======== Data provided ========

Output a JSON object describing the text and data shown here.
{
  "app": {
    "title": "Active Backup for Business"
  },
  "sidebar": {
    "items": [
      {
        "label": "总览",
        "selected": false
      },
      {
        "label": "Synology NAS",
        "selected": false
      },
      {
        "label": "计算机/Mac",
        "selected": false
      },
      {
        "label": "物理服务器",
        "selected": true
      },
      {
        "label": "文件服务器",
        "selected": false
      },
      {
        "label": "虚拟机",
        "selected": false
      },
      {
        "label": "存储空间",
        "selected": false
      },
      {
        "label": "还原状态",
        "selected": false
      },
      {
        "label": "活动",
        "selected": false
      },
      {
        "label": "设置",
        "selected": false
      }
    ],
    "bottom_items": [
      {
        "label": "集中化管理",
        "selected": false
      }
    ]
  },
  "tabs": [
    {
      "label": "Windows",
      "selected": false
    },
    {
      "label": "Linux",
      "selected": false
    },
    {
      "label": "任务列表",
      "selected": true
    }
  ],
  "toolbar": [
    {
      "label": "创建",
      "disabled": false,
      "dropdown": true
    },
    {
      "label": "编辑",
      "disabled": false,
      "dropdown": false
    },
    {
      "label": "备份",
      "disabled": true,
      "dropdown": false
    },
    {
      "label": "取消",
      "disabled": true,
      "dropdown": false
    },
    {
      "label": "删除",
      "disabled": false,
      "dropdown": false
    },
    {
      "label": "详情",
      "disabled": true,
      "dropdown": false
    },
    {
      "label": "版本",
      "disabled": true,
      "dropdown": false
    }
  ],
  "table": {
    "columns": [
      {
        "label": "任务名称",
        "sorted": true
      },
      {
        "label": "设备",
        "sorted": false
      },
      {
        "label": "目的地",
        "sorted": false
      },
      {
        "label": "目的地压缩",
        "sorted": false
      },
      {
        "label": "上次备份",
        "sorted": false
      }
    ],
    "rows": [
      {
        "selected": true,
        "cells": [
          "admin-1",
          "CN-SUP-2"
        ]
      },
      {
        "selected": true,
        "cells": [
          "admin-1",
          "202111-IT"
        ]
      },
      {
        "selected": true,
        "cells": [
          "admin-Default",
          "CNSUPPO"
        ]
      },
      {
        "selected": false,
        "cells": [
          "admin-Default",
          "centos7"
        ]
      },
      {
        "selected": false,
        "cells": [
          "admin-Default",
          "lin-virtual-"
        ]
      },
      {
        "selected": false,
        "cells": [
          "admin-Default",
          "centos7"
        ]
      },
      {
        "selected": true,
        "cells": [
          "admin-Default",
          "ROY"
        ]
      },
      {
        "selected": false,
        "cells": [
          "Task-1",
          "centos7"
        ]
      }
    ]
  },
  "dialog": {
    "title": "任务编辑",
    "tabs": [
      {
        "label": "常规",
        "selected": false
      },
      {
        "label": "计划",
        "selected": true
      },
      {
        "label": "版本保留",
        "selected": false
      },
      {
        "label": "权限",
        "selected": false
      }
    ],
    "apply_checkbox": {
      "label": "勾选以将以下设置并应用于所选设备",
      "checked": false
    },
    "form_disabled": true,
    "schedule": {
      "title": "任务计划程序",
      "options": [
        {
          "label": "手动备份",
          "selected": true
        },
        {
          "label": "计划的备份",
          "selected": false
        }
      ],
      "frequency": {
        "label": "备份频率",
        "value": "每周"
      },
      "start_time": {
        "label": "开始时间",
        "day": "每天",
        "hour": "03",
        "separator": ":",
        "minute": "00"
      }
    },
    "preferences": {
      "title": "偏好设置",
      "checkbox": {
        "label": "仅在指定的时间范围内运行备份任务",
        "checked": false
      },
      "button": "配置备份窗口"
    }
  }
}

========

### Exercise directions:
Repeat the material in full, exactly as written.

### Answer for the task:
Output a JSON object describing the text and data shown here.
{
  "app": {
    "title": "Active Backup for Business"
  },
  "sidebar": {
    "items": [
      {
        "label": "总览",
        "selected": false
      },
      {
        "label": "Synology NAS",
        "selected": false
      },
      {
        "label": "计算机/Mac",
        "selected": false
      },
      {
        "label": "物理服务器",
        "selected": true
      },
      {
        "label": "文件服务器",
        "selected": false
      },
      {
        "label": "虚拟机",
        "selected": false
      },
      {
        "label": "存储空间",
        "selected": false
      },
      {
        "label": "还原状态",
        "selected": false
      },
      {
        "label": "活动",
        "selected": false
      },
      {
        "label": "设置",
        "selected": false
      }
    ],
    "bottom_items": [
      {
        "label": "集中化管理",
        "selected": false
      }
    ]
  },
  "tabs": [
    {
      "label": "Windows",
      "selected": false
    },
    {
      "label": "Linux",
      "selected": false
    },
    {
      "label": "任务列表",
      "selected": true
    }
  ],
  "toolbar": [
    {
      "label": "创建",
      "disabled": false,
      "dropdown": true
    },
    {
      "label": "编辑",
      "disabled": false,
      "dropdown": false
    },
    {
      "label": "备份",
      "disabled": true,
      "dropdown": false
    },
    {
      "label": "取消",
      "disabled": true,
      "dropdown": false
    },
    {
      "label": "删除",
      "disabled": false,
      "dropdown": false
    },
    {
      "label": "详情",
      "disabled": true,
      "dropdown": false
    },
    {
      "label": "版本",
      "disabled": true,
      "dropdown": false
    }
  ],
  "table": {
    "columns": [
      {
        "label": "任务名称",
        "sorted": true
      },
      {
        "label": "设备",
        "sorted": false
      },
      {
        "label": "目的地",
        "sorted": false
      },
      {
        "label": "目的地压缩",
        "sorted": false
      },
      {
        "label": "上次备份",
        "sorted": false
      }
    ],
    "rows": [
      {
        "selected": true,
        "cells": [
          "admin-1",
          "CN-SUP-2"
        ]
      },
      {
        "selected": true,
        "cells": [
          "admin-1",
          "202111-IT"
        ]
      },
      {
        "selected": true,
        "cells": [
          "admin-Default",
          "CNSUPPO"
        ]
      },
      {
        "selected": false,
        "cells": [
          "admin-Default",
          "centos7"
        ]
      },
      {
        "selected": false,
        "cells": [
          "admin-Default",
          "lin-virtual-"
        ]
      },
      {
        "selected": false,
        "cells": [
          "admin-Default",
          "centos7"
        ]
      },
      {
        "selected": true,
        "cells": [
          "admin-Default",
          "ROY"
        ]
      },
      {
        "selected": false,
        "cells": [
          "Task-1",
          "centos7"
        ]
      }
    ]
  },
  "dialog": {
    "title": "任务编辑",
    "tabs": [
      {
        "label": "常规",
        "selected": false
      },
      {
        "label": "计划",
        "selected": true
      },
      {
        "label": "版本保留",
        "selected": false
      },
      {
        "label": "权限",
        "selected": false
      }
    ],
    "apply_checkbox": {
      "label": "勾选以将以下设置并应用于所选设备",
      "checked": false
    },
    "form_disabled": true,
    "schedule": {
      "title": "任务计划程序",
      "options": [
        {
          "label": "手动备份",
          "selected": true
        },
        {
          "label": "计划的备份",
          "selected": false
        }
      ],
      "frequency": {
        "label": "备份频率",
        "value": "每周"
      },
      "start_time": {
        "label": "开始时间",
        "day": "每天",
        "hour": "03",
        "separator": ":",
        "minute": "00"
      }
    },
    "preferences": {
      "title": "偏好设置",
      "checkbox": {
        "label": "仅在指定的时间范围内运行备份任务",
        "checked": false
      },
      "button": "配置备份窗口"
    }
  }
}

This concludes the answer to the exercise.